**Task directions:**
Check each line below for "case" and report how many have it, nothing else.

**Input data:**
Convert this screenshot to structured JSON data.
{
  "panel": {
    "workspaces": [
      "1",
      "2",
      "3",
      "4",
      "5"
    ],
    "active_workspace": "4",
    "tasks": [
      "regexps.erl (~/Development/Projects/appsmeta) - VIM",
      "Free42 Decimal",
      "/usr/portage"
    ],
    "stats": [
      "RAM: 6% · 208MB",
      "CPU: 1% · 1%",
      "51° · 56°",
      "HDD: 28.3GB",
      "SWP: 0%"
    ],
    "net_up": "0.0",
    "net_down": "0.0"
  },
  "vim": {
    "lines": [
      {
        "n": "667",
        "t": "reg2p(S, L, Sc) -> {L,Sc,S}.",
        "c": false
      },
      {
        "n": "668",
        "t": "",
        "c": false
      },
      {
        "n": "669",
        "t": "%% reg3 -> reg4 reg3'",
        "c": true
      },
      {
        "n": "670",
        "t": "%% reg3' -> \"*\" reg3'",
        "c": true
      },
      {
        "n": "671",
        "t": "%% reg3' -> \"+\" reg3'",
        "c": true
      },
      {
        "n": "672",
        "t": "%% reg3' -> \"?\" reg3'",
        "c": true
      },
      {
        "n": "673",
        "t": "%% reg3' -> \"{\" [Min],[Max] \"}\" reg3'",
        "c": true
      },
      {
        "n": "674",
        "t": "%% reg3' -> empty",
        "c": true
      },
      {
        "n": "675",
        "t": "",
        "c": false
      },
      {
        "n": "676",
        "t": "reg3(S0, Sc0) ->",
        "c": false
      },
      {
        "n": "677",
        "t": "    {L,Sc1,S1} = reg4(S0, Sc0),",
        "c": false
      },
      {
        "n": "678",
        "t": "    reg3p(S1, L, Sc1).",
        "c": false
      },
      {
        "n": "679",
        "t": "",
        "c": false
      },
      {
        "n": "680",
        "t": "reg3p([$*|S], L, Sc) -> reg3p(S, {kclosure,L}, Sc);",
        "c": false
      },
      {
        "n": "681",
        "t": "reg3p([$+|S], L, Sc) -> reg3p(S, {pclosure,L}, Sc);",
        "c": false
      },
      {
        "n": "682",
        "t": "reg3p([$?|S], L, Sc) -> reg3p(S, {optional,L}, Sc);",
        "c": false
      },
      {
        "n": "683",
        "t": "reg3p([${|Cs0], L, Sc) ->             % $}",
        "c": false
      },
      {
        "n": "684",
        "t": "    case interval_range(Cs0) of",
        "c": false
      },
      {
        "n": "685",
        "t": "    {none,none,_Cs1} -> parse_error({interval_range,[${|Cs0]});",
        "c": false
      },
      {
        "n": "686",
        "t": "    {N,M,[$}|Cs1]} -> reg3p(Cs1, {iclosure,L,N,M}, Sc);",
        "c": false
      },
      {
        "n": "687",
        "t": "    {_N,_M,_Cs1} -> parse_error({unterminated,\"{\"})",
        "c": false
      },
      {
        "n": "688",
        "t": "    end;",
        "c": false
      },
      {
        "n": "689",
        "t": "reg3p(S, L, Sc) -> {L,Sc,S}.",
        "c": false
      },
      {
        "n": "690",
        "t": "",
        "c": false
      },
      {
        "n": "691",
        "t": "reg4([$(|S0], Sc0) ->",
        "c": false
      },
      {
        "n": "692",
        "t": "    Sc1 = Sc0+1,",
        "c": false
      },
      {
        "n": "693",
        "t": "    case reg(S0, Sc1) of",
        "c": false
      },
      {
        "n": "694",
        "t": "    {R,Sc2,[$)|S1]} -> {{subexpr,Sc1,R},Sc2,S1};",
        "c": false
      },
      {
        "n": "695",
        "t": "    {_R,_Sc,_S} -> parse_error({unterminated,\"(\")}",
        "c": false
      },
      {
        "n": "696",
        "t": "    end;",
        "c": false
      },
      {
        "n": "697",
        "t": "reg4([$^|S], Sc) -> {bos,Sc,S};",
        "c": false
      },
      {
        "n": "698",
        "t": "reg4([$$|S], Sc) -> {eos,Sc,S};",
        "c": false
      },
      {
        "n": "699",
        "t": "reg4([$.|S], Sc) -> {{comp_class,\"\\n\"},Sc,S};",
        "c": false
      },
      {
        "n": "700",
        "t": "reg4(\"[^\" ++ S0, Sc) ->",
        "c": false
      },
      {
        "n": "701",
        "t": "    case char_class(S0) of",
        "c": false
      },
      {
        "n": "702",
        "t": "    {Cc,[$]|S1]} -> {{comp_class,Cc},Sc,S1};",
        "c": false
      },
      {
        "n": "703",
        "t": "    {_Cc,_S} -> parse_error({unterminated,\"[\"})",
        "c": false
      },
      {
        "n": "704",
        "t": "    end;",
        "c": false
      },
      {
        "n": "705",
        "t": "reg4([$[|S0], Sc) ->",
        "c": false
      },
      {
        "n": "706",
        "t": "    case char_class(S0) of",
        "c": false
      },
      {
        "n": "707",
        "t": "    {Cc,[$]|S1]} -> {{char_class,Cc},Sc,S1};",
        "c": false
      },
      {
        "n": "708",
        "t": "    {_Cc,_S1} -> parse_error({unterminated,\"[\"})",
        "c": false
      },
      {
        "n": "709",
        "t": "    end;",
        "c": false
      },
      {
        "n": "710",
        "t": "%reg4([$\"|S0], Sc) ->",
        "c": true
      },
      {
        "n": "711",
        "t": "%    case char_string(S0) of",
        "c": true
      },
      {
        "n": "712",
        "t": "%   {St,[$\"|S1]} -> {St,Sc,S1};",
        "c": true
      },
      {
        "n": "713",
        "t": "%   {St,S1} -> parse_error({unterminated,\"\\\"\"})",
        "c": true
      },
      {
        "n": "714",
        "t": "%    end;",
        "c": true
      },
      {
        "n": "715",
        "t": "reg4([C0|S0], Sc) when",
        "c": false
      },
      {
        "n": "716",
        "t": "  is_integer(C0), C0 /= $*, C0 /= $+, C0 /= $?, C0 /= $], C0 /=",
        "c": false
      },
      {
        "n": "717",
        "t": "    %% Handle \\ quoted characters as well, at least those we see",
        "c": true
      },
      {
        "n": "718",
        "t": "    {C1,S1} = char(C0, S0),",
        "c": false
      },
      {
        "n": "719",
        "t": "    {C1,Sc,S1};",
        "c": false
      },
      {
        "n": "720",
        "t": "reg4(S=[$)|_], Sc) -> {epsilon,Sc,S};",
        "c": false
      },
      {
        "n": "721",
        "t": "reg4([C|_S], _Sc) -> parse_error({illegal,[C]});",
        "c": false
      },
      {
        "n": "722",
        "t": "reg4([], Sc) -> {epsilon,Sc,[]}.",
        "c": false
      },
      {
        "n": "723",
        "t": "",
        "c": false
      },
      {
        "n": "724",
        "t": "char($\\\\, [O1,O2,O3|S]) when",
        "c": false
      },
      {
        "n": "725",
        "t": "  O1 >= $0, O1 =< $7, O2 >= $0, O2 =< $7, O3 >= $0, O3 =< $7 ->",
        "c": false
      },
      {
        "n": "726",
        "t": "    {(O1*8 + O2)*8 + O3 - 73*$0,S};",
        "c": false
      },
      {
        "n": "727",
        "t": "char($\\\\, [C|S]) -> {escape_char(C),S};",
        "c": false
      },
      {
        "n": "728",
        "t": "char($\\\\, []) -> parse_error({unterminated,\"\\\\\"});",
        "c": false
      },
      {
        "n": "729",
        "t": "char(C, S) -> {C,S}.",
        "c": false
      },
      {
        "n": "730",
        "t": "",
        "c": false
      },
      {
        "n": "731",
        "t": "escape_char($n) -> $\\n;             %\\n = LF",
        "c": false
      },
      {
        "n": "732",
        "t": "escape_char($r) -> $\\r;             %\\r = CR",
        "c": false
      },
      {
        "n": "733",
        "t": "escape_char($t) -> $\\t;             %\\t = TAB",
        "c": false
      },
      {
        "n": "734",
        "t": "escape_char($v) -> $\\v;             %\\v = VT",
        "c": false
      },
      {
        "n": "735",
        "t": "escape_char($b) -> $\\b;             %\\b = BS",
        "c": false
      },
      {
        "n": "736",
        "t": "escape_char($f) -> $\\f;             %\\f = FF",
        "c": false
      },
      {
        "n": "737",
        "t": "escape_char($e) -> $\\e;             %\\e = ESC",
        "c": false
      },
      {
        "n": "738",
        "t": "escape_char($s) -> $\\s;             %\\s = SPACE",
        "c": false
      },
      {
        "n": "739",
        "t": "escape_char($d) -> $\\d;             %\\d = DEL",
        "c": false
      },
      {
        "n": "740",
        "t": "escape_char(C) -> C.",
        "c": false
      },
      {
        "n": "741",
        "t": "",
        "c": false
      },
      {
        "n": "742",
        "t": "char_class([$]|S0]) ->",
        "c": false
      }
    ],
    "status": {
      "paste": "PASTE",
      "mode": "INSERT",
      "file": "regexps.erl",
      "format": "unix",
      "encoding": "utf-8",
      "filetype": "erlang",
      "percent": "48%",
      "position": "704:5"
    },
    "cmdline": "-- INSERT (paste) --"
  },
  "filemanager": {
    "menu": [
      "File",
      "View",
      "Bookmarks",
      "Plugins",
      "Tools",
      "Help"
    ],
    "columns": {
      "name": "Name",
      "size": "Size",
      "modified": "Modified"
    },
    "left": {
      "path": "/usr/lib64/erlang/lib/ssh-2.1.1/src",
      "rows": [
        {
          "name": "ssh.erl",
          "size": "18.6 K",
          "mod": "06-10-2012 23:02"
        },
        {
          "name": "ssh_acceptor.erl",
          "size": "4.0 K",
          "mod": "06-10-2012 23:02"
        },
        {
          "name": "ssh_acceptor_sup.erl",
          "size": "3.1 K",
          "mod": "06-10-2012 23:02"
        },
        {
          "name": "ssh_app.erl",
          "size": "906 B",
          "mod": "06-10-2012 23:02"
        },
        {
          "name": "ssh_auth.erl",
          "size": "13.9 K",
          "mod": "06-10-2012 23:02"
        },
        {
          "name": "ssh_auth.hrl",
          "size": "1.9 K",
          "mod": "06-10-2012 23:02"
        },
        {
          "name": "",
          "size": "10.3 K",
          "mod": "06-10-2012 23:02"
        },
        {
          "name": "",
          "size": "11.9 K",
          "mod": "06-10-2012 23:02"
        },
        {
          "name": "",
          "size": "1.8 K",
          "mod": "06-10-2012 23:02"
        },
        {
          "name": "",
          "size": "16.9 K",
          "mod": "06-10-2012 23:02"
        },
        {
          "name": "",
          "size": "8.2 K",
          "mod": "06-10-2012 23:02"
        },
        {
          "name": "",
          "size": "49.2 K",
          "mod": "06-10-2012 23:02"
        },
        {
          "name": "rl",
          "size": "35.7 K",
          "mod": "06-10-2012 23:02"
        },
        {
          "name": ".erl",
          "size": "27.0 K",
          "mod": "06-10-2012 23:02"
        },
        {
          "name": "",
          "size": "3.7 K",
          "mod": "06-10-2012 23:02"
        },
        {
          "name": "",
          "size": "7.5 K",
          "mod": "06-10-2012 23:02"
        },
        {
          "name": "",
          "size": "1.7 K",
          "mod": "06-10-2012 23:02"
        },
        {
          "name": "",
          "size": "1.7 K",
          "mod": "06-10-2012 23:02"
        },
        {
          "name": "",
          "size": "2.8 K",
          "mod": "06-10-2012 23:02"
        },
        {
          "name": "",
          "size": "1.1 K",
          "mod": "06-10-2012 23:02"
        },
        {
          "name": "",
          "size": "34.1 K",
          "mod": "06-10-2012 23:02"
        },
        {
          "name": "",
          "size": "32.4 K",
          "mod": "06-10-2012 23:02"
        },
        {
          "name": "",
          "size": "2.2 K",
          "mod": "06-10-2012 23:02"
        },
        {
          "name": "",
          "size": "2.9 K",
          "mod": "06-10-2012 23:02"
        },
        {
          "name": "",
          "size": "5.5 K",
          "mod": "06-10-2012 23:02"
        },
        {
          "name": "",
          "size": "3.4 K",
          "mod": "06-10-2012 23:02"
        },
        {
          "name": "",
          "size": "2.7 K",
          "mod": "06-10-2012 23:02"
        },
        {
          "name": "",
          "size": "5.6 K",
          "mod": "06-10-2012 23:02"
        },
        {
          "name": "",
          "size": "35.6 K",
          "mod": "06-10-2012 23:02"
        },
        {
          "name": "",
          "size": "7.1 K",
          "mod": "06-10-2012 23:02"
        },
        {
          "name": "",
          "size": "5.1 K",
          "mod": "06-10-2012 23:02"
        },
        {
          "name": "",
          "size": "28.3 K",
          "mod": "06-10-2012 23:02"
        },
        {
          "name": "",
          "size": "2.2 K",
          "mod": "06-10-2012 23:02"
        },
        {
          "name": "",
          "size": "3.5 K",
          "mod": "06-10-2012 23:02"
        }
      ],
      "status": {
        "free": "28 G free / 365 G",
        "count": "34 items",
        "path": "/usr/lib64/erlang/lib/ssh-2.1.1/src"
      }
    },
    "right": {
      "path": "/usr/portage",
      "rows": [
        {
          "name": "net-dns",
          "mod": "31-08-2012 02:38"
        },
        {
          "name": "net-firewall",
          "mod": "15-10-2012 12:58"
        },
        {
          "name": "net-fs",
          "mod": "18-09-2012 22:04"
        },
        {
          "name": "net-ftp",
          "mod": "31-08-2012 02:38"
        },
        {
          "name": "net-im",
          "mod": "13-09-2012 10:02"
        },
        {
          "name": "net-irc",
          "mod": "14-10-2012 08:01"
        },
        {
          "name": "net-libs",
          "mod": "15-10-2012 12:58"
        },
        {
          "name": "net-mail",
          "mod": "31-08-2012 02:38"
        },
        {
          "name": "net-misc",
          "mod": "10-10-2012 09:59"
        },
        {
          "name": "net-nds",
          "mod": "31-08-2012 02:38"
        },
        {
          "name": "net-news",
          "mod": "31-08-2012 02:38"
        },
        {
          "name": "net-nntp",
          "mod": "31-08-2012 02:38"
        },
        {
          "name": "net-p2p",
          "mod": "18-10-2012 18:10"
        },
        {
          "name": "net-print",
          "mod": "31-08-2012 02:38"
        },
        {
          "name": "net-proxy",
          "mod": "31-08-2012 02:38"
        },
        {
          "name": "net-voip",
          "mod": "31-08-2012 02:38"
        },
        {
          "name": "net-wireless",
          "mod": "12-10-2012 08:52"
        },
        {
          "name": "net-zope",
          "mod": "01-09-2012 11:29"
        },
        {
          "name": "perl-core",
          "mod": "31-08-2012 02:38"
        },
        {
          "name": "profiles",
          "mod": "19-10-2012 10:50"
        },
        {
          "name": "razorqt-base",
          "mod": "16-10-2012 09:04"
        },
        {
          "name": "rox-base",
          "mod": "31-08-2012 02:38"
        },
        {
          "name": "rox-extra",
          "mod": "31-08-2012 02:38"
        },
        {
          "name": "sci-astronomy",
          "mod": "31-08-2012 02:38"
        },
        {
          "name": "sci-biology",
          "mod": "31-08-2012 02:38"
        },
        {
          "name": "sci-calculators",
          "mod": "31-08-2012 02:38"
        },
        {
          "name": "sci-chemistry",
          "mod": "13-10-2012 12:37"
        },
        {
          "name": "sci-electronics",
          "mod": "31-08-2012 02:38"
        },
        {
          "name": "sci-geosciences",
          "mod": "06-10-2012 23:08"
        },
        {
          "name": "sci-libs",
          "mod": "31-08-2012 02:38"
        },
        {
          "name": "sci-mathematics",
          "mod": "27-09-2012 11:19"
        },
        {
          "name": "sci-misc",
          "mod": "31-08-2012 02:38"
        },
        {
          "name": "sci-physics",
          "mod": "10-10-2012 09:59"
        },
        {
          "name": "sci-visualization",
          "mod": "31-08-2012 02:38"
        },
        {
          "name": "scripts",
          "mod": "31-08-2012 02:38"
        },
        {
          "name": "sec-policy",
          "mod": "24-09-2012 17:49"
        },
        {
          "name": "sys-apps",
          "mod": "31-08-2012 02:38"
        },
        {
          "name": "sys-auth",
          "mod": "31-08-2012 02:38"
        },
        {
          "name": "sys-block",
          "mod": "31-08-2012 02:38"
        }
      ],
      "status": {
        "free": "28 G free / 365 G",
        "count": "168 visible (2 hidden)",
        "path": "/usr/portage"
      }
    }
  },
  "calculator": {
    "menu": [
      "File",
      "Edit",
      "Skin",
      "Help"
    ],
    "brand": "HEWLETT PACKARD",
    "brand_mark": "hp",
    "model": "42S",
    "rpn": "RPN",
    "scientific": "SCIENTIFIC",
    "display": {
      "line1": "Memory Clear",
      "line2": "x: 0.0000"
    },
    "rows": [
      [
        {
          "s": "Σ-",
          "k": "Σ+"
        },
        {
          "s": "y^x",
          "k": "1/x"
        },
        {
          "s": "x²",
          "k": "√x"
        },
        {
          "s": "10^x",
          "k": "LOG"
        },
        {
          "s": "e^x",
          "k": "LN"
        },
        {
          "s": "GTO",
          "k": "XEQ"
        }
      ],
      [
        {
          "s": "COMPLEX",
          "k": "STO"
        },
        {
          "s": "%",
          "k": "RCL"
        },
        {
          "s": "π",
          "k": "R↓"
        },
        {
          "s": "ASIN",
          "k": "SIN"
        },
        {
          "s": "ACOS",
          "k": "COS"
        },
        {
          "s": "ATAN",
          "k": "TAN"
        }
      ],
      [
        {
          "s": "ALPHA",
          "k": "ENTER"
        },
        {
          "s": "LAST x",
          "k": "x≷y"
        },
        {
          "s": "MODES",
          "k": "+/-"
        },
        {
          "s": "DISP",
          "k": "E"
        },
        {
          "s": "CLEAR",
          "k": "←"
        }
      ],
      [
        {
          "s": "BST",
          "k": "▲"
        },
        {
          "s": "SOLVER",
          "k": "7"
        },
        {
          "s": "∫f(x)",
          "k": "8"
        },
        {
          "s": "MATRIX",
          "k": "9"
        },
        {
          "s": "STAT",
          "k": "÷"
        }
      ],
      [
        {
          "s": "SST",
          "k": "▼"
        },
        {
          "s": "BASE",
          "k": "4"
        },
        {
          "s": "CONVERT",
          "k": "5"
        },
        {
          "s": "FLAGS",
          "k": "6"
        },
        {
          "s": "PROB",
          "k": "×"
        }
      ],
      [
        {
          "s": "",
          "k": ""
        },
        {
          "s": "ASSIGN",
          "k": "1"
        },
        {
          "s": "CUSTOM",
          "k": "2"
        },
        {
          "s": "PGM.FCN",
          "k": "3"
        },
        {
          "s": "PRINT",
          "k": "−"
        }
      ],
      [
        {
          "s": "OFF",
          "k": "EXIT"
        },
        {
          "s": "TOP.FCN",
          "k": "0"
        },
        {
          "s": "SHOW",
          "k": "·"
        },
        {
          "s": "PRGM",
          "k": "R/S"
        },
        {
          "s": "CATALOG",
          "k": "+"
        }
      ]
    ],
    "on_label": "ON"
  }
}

**Answer box:**
5